Stocks spent most of the week on the ropes, falling lower on newborn concern over the fiscal cliff and Europe.
Now that the election is over, the market quickly turned back to some pretty harsh realities. The first of course is the fiscal cliff, a combination of tax hikes and spending cuts set to kick in on Jan 1 unless congress intervenes. Economists estimate that could knock as much as 4% off off GDP, which would be a huge blow to the economy and market.
But of course this didn’t sneak up on anyone, Congress and the politicians have known about it for over a year. But they have procrastinated in finding a solution, and then used the election to put it off a little more. So now with the fiscal cliff lingering just more than 6 weeks away, the market is nervous about a resolution.
Beyond the fiscal cliff, Europe came screaming back into play this week I think maybe just seconds after news that Obama had won re election. But now that the Euro and Fed friendly Obama is on board for another 4 years, the region can once again begin airing its dirty laundry. And make no doubt about it, there is dirty laundry. Europe is worse than ever, hanging by a string. And that got priced into the market this week, combining forces with the fiscal cliff to send stocks to their worst performance in five months.
As it stands, the S&P 500 is down 6.4% from its high of 1,474 in mid September. That’s 95 points on the S&P, adding some weight to the recent pullback. The action looks a little oversold in the very short run, but it seems like the bears are taking the market. On both fundamentals, with little to feel good about (fiscal cliff/Europe), and on the chart, where the 4-month up trend has been broken. This is turning into one of the bigger pullbacks we’ve seen this year and in the last 2 years. Take a look at the Daily chart for the S&P 500 in 2012 below.

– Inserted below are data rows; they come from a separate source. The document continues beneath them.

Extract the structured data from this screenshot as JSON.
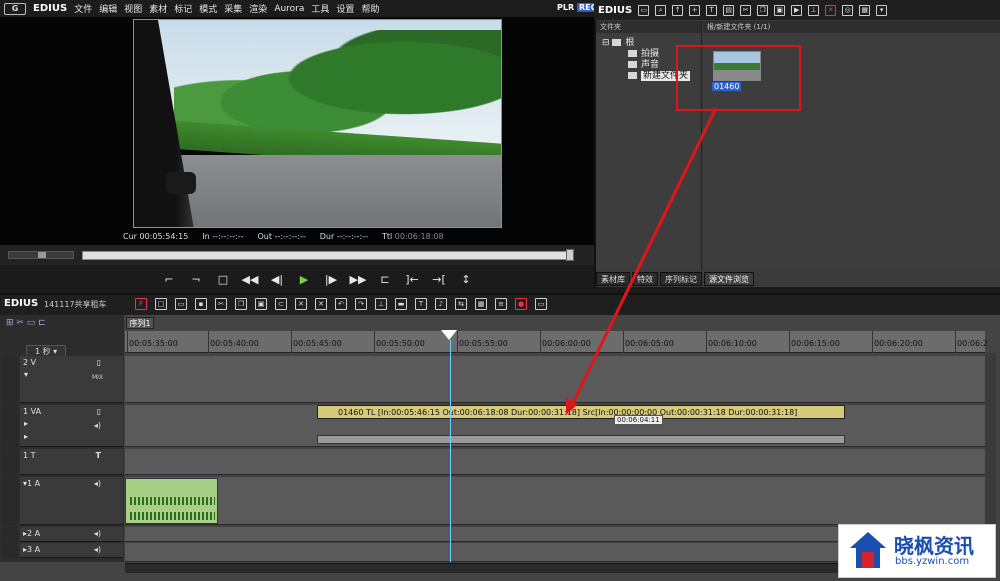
{
  "menubar": {
    "app_name": "EDIUS",
    "items": [
      "文件",
      "编辑",
      "视图",
      "素材",
      "标记",
      "模式",
      "采集",
      "渲染",
      "Aurora",
      "工具",
      "设置",
      "帮助"
    ],
    "plr": "PLR",
    "rec": "REC"
  },
  "preview": {
    "cur_label": "Cur",
    "cur_value": "00:05:54:15",
    "in_label": "In",
    "in_value": "--:--:--:--",
    "out_label": "Out",
    "out_value": "--:--:--:--",
    "dur_label": "Dur",
    "dur_value": "--:--:--:--",
    "ttl_label": "Ttl",
    "ttl_value": "00:06:18:08"
  },
  "bin": {
    "title": "EDIUS",
    "folder_header": "文件夹",
    "file_header": "根/新建文件夹 (1/1)",
    "tree": [
      "根",
      "拍摄",
      "声音",
      "新建文件夹"
    ],
    "clip_name": "01460",
    "tabs": [
      "素材库",
      "特效",
      "序列标记",
      "源文件浏览"
    ]
  },
  "timeline": {
    "app_name": "EDIUS",
    "project": "141117共享租车",
    "sequence_tab": "序列1",
    "zoom": "1 秒",
    "ruler": [
      "00:05:35:00",
      "00:05:40:00",
      "00:05:45:00",
      "00:05:50:00",
      "00:05:55:00",
      "00:06:00:00",
      "00:06:05:00",
      "00:06:10:00",
      "00:06:15:00",
      "00:06:20:00",
      "00:06:2"
    ],
    "tracks": {
      "v2": "2 V",
      "va1": "1 VA",
      "t1": "1 T",
      "a1": "1 A",
      "a2": "2 A",
      "a3": "3 A"
    },
    "mix_label": "MIX",
    "clip_text": "01460  TL [In:00:05:46:15 Out:00:06:18:08 Dur:00:00:31:18]  Src[In:00:00:00:00 Out:00:00:31:18 Dur:00:00:31:18]",
    "tooltip": "00:06:04:11"
  },
  "watermark": {
    "title": "晓枫资讯",
    "url": "bbs.yzwin.com"
  }
}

This is the S&P 500 in the last two years. You can see how the recent pullback stacks up against weakness in the last two years. You can also see that stocks are sitting on decent gains on the year and in the last two years. It’s going to be tempting for a lot of big players to take some gains off the table ahead of potentially higher taxes in 2013. That’s a huge incentive to sell stocks. That trend is already playing into the recent round of weakness. Take a look at the recent pullback in the 2-year chart below.

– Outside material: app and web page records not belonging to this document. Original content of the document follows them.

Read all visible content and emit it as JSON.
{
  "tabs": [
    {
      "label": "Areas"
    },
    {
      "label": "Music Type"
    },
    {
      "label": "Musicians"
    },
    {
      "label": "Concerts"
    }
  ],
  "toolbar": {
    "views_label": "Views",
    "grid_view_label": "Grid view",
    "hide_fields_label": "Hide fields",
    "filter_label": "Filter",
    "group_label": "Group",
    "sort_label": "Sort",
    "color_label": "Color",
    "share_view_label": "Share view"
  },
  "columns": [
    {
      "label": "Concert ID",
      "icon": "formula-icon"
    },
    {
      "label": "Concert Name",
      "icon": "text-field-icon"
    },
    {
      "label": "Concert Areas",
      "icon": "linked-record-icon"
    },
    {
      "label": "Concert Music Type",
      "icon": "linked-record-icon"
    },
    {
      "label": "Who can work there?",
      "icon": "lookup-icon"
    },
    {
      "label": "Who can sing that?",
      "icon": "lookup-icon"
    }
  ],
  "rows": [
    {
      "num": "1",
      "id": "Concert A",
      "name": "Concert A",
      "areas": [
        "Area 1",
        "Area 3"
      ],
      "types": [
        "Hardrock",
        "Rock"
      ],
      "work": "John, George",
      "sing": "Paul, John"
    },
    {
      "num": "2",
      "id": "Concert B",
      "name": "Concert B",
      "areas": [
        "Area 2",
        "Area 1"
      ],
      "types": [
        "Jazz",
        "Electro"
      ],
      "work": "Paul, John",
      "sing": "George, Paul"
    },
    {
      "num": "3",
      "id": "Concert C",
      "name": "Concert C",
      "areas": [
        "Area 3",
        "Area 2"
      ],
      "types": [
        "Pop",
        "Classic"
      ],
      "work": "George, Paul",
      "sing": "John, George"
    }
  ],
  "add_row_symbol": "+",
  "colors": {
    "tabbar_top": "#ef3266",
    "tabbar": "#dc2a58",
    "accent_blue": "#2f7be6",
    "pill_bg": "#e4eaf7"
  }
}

Looking forward, the fiscal cliff and Europe will be well in play, but we’ve also got some important consumer data on tap. The mood of the consumer will be closely watched ahead of the holidays. Any up side surprises would pull a little weight on the Street against a larger downtrend.
We’ve also got inflation data. So far, in spite of trillions of liquidity being pumped into the global banking system, the inflation numbers the Fed watches are showing no sign of inflation. Deflation is still the bigger threat. Which gives the central banks plenty more room to stimulate. Inflation has showed up in emerging markets like India and Brazil, but as long as the developed nations have room to stimulate, they will pursuit the path of least resistance.

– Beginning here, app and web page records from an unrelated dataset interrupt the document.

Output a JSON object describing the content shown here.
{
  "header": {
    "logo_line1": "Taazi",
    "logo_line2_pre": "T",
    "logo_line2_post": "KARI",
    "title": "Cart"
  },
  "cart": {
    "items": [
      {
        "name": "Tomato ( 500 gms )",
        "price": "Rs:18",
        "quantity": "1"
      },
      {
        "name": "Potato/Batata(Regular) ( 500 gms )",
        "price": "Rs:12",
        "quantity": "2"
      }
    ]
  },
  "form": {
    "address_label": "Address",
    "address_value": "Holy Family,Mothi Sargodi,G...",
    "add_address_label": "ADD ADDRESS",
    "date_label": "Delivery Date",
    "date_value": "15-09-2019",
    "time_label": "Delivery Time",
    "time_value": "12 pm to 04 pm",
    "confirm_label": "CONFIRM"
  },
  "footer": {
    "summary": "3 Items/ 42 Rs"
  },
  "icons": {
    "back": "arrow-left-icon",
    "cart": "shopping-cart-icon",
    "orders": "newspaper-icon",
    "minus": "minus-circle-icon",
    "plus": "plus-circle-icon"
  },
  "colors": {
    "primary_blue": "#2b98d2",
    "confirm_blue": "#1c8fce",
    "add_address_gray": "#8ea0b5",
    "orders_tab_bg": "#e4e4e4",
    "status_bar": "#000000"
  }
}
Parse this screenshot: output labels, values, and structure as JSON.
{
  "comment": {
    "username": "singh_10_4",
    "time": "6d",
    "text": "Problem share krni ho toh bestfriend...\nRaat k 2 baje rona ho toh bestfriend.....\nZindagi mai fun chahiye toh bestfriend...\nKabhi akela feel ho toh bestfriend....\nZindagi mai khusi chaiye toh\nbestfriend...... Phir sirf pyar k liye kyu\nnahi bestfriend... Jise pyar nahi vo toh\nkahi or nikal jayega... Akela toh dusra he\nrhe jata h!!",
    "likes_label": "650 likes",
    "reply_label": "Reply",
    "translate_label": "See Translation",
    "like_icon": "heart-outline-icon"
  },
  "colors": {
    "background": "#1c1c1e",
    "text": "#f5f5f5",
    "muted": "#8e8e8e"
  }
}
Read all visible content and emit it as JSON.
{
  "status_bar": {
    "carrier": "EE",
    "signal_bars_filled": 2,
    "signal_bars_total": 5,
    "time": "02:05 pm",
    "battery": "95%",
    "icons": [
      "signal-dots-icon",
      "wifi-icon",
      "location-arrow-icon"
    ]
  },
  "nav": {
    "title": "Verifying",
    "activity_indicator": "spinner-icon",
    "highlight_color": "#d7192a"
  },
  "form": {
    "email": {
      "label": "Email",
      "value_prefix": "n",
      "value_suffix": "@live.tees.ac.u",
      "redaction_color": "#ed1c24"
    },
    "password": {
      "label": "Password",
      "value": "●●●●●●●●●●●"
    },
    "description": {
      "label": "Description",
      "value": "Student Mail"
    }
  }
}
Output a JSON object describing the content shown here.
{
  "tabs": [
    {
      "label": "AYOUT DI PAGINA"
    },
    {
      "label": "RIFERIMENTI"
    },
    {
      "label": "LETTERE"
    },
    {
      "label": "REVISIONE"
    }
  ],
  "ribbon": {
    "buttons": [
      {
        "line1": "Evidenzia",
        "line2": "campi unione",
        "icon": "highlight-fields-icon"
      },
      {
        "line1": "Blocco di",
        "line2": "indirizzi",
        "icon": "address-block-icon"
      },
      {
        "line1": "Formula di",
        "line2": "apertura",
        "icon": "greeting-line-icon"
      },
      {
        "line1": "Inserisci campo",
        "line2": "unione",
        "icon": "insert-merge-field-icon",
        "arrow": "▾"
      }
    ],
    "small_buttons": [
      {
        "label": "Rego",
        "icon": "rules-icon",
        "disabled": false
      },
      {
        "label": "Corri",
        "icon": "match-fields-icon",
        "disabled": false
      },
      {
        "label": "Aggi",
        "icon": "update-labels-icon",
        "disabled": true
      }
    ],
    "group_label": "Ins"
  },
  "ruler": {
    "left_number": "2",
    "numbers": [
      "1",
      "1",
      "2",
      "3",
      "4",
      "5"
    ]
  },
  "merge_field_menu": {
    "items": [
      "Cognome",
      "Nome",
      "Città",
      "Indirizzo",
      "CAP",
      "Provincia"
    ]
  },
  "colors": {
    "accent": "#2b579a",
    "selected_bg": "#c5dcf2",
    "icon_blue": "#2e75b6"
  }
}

- Wednesday-Producer Price Index, Retail Sales
- Thursday-Consumer Price Index, Manufacturing, Empire and Philly
- Friday-Industrial Production
For the time being the bears have the market. There could be short-term rallies but there’s still nothing for the market to feel good about. And the Europe story is getting worse. That’s going to cause some serious problems. So stay patient in general. Maybe you dip your toe in a little bit here with the S&P 500 down 6.4% but there is still plenty to worry about that could send the averages lower.
That’s all for this week, but until next time, here is a follow up to consumer spending going into the holidays. The trend actually looks pretty solid. Enjoy.
Remember, the trend is your friend and don’t fight the Fed. Until it’s time to fight the Fed.
Your Investment Partner,
Michael Vodicka is the president and founder of the Vodicka Group, Inc., a Registered Investment Advisor (RIA). He specialized in trading fixed-income derivatives at the Chicago Board of Trade before spending five years managing equity portfolios for a private investment research company.
Michael graduated from the University of Kansas with a degree in business communications and is registered with the State of Illinois and the SEC (Securities and Exchange Commission) as a Licensed Investment Advisor (Series 65).